I’m only nineteen but my mind is old
And when the things get for real my warm heart turns cold
My gunshots will make you levitate? Great image.
I chose this track, however, because of Havoc’s weird, minimal production. Gives me chills.
5. Let Me Ride by Dr Dre
Lyrically many of Dre’s records are appalling. Indeed, some of them are simply indefensible. Musically, however, he is a genius. His G-Funk era work is still unsurpassed.
6. The Stakes Is High by De La Soul
Almost the antithesis of Dre. Produced by J DIlla, this is my favourite hip hop track. My favourite lyrics too:
I’m sick of bitches shakin’ asses
I’m sick of talkin’ about blunts,
Sick of Versace glasses,
Sick of slang,
Sick of half-ass awards shows,
Sick of name brand clothes.
Sick of R&B bitches over bullshit tracks,
Cocaine and crack
Which brings sickness to blacks,
Sick of swoll’ head rappers
With their sicker-than raps
Clappers and gats
Makin’ the whole sick world collapse
7. SpottieOttieDopaliscious by Outkast
Less G-Funk and more, um, just plain funk. This isn’t really a hip hop track, but it’s too great to exclude.
8. Ebonics by Big L
Big L gives us a rundown of slang terminology.
If you 730, that means you crazy
Hit me on the hip means page me
Angel dust is sherm, if you got AIDS, you got the germ
If a chick gave you a disease, then you got burned
Max mean to relax, guns and pistols is gats
Condoms is hats, critters is cracks
The food you eat is your grub
A victim’s a mark
A sweat box is a small club, your tick is your heart
Your apartment is your pad
Your old man is your dad
The studio is the lab and heated is mad
9. Liquid Swords by GZA
GZA has better metaphors and similes than 90% of novelists. I’m serious.
“I flow like the blood on a murder scene.”
“Your lyrics are weak like clock radio speakers.”
10. They Reminisce Over You by Pete Rock & CL Smooth
Like DJ Premier and Dre, Pete Rock is one of the truly great hip hop producers.
11. Check The Rhime by Tribe Called Quest
This narrowly beat out Award Tour.
12. Check Yo Self [Original] by Ice Cube
Every hip hop fan has heard the remix, which samples Grandmaster Flash, but the original is far superior.
Check yourself before you wreck yourself.
13. Fasers by King Geedorah
King Geedorah is Viktor Vaughan who is actually MF Doom. Doom is a metal-mask wearing MC who is of the most inventive lyricists in hip hop history.
14. Things Done Changed by Notorious BIG
It took me ages to get into Biggie. I just could not let his friendship with Puff Daddy slide. I mean, fucking Puff Daddy? Anyway, eventually I got over it. Things Done Changed isn’t glamorising violence, it is more of a lament.
Back in the days, our parents used to take care of us
Look at em now, they even fuckin scared of us
I find that oddly moving.

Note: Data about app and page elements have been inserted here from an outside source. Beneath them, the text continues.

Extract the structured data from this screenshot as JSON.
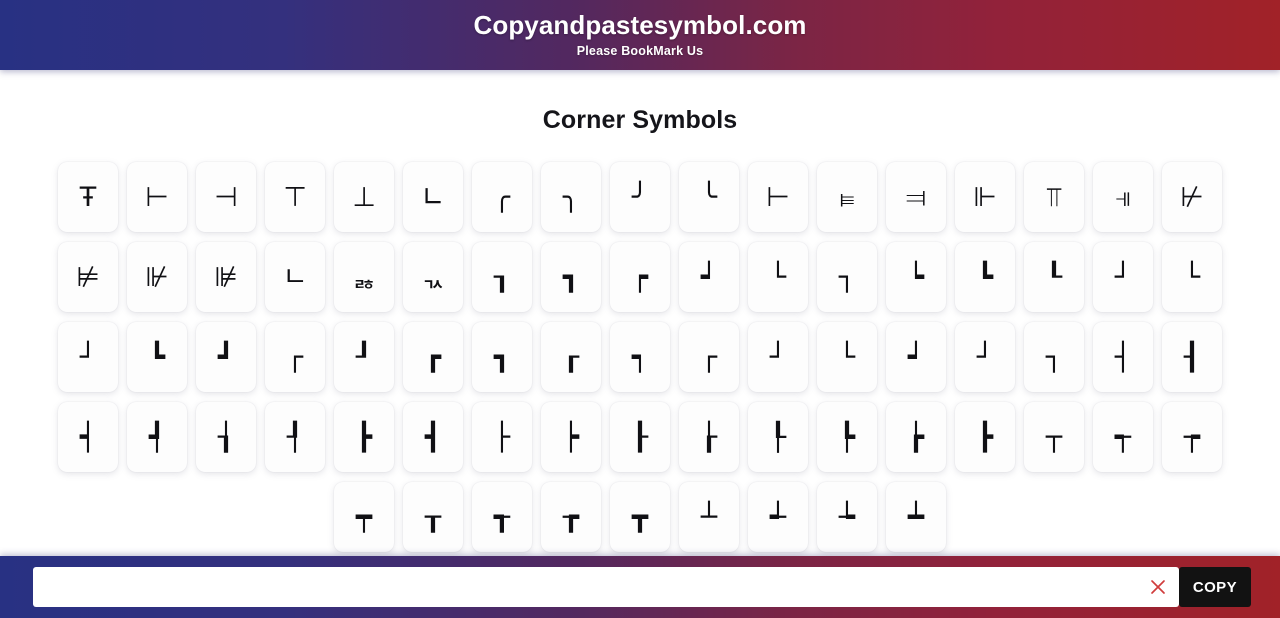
{
  "header": {
    "title": "Copyandpastesymbol.com",
    "subtitle": "Please BookMark Us",
    "gradient_start": "#283183",
    "gradient_end": "#a12228"
  },
  "main": {
    "page_title": "Corner Symbols"
  },
  "symbols": [
    "Ŧ",
    "⊢",
    "⊣",
    "⊤",
    "⊥",
    "∟",
    "╭",
    "╮",
    "╯",
    "╰",
    "⊢",
    "⫢",
    "⫤",
    "⊩",
    "⫪",
    "⫣",
    "⊬",
    "⊭",
    "⊮",
    "⊯",
    "ㄴ",
    "ᆶ",
    "ᆪ",
    "┒",
    "┓",
    "┍",
    "┙",
    "└",
    "┐",
    "┕",
    "┗",
    "┖",
    "┘",
    "└",
    "┘",
    "┗",
    "┛",
    "┌",
    "┚",
    "┏",
    "┓",
    "┎",
    "┑",
    "┌",
    "┘",
    "└",
    "┙",
    "┘",
    "┐",
    "┤",
    "┨",
    "┥",
    "┩",
    "┧",
    "┦",
    "┣",
    "┫",
    "├",
    "┝",
    "┠",
    "┟",
    "┞",
    "┡",
    "┢",
    "┣",
    "┬",
    "┭",
    "┮",
    "┯",
    "┰",
    "┱",
    "┲",
    "┳",
    "┴",
    "┵",
    "┶",
    "┷"
  ],
  "bottom_bar": {
    "input_value": "",
    "input_placeholder": "",
    "clear_icon": "close-x-icon",
    "clear_icon_color": "#d03c3c",
    "copy_label": "COPY",
    "copy_button_color": "#121212"
  }
}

15. Fight The Power by Public Enemy
This runs The Stakes Is High real close as my favourite song. With kids in America being gunned down by a police force that appears to believe that it can murder black people with impunity this kind of music is more necessary than ever.

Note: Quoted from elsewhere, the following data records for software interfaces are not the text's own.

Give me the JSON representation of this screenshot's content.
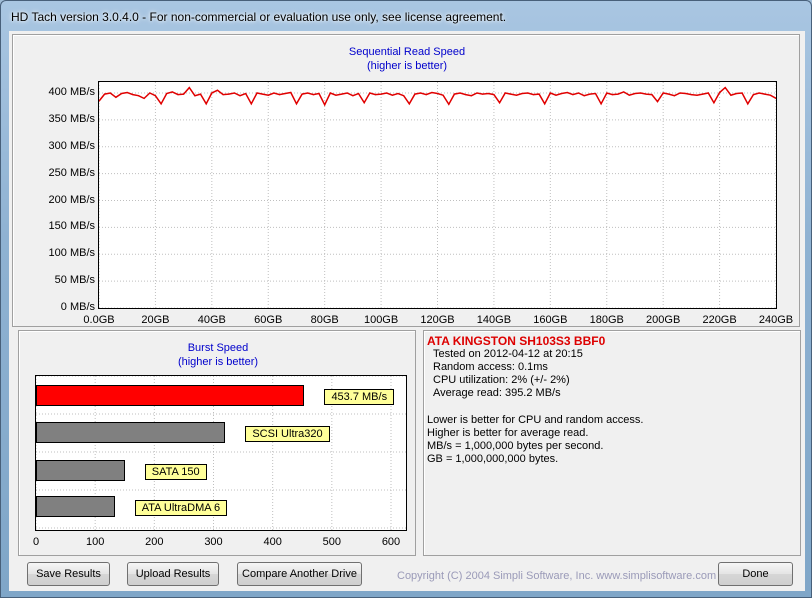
{
  "window": {
    "title": "HD Tach version 3.0.4.0  - For non-commercial or evaluation use only, see license agreement."
  },
  "sequential_chart": {
    "title": "Sequential Read Speed",
    "subtitle": "(higher is better)",
    "y_ticks": [
      "400 MB/s",
      "350 MB/s",
      "300 MB/s",
      "250 MB/s",
      "200 MB/s",
      "150 MB/s",
      "100 MB/s",
      "50 MB/s",
      "0 MB/s"
    ],
    "x_ticks": [
      "0.0GB",
      "20GB",
      "40GB",
      "60GB",
      "80GB",
      "100GB",
      "120GB",
      "140GB",
      "160GB",
      "180GB",
      "200GB",
      "220GB",
      "240GB"
    ],
    "line_color": "#e00000"
  },
  "burst_chart": {
    "title": "Burst Speed",
    "subtitle": "(higher is better)",
    "x_ticks": [
      "0",
      "100",
      "200",
      "300",
      "400",
      "500",
      "600"
    ],
    "bars": [
      {
        "label": "453.7 MB/s",
        "value": 453.7,
        "color": "#ff0000"
      },
      {
        "label": "SCSI Ultra320",
        "value": 320,
        "color": "#808080"
      },
      {
        "label": "SATA 150",
        "value": 150,
        "color": "#808080"
      },
      {
        "label": "ATA UltraDMA 6",
        "value": 133,
        "color": "#808080"
      }
    ]
  },
  "info": {
    "drive_name": "ATA KINGSTON SH103S3 BBF0",
    "tested_on": "Tested on 2012-04-12 at 20:15",
    "random_access": "Random access: 0.1ms",
    "cpu_utilization": "CPU utilization: 2% (+/- 2%)",
    "average_read": "Average read: 395.2 MB/s",
    "note1": "Lower is better for CPU and random access.",
    "note2": "Higher is better for average read.",
    "note3": "MB/s = 1,000,000 bytes per second.",
    "note4": "GB = 1,000,000,000 bytes."
  },
  "buttons": {
    "save": "Save Results",
    "upload": "Upload Results",
    "compare": "Compare Another Drive",
    "done": "Done"
  },
  "copyright": "Copyright (C) 2004 Simpli Software, Inc. www.simplisoftware.com",
  "chart_data": [
    {
      "type": "line",
      "title": "Sequential Read Speed",
      "subtitle": "(higher is better)",
      "xlabel": "",
      "ylabel": "",
      "xlim": [
        0,
        240
      ],
      "ylim": [
        0,
        400
      ],
      "x_unit": "GB",
      "y_unit": "MB/s",
      "grid": true,
      "series": [
        {
          "x": [
            0,
            2,
            4,
            6,
            8,
            10,
            12,
            14,
            16,
            18,
            20,
            22,
            24,
            26,
            28,
            30,
            32,
            34,
            36,
            38,
            40,
            42,
            44,
            46,
            48,
            50,
            52,
            54,
            56,
            58,
            60,
            62,
            64,
            66,
            68,
            70,
            72,
            74,
            76,
            78,
            80,
            82,
            84,
            86,
            88,
            90,
            92,
            94,
            96,
            98,
            100,
            102,
            104,
            106,
            108,
            110,
            112,
            114,
            116,
            118,
            120,
            122,
            124,
            126,
            128,
            130,
            132,
            134,
            136,
            138,
            140,
            142,
            144,
            146,
            148,
            150,
            152,
            154,
            156,
            158,
            160,
            162,
            164,
            166,
            168,
            170,
            172,
            174,
            176,
            178,
            180,
            182,
            184,
            186,
            188,
            190,
            192,
            194,
            196,
            198,
            200,
            202,
            204,
            206,
            208,
            210,
            212,
            214,
            216,
            218,
            220,
            222,
            224,
            226,
            228,
            230,
            232,
            234,
            236,
            238,
            240
          ],
          "y": [
            385,
            398,
            400,
            392,
            399,
            401,
            397,
            395,
            390,
            400,
            395,
            380,
            399,
            402,
            397,
            398,
            410,
            395,
            398,
            380,
            400,
            405,
            397,
            398,
            400,
            395,
            399,
            380,
            400,
            398,
            396,
            400,
            397,
            399,
            401,
            380,
            398,
            400,
            397,
            399,
            378,
            400,
            396,
            398,
            400,
            395,
            399,
            382,
            400,
            397,
            398,
            400,
            396,
            399,
            395,
            380,
            398,
            400,
            397,
            401,
            399,
            396,
            379,
            398,
            400,
            397,
            395,
            400,
            398,
            399,
            397,
            382,
            400,
            398,
            396,
            399,
            400,
            397,
            398,
            380,
            400,
            396,
            399,
            401,
            397,
            400,
            395,
            398,
            399,
            380,
            400,
            397,
            398,
            402,
            396,
            399,
            400,
            398,
            397,
            384,
            400,
            398,
            395,
            400,
            399,
            397,
            396,
            398,
            400,
            382,
            401,
            410,
            396,
            399,
            400,
            380,
            397,
            400,
            398,
            396,
            390
          ]
        }
      ]
    },
    {
      "type": "bar",
      "title": "Burst Speed",
      "subtitle": "(higher is better)",
      "orientation": "horizontal",
      "categories": [
        "453.7 MB/s",
        "SCSI Ultra320",
        "SATA 150",
        "ATA UltraDMA 6"
      ],
      "values": [
        453.7,
        320,
        150,
        133
      ],
      "xlim": [
        0,
        600
      ],
      "grid": true
    }
  ]
}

16. Don’t Feel Right by The Roots
Sex, drugs, murder, politics and religion
Forms of hustlin’, watch who you put all your trust in
For me, hip hop is the only form of music that consistently has something meaningful to say. People can listen to their guitar bands who sing about how some girl with butterfly hairclips ditched them at the local indie disco, and that’s fine, but it doesn’t speak to me.
17. I Used To Love H.E.R. by Common
We’ll end where we began, with another ode to hip hop, although this one is not celebratory, but, rather, reflects on how the genre has changed for the worse.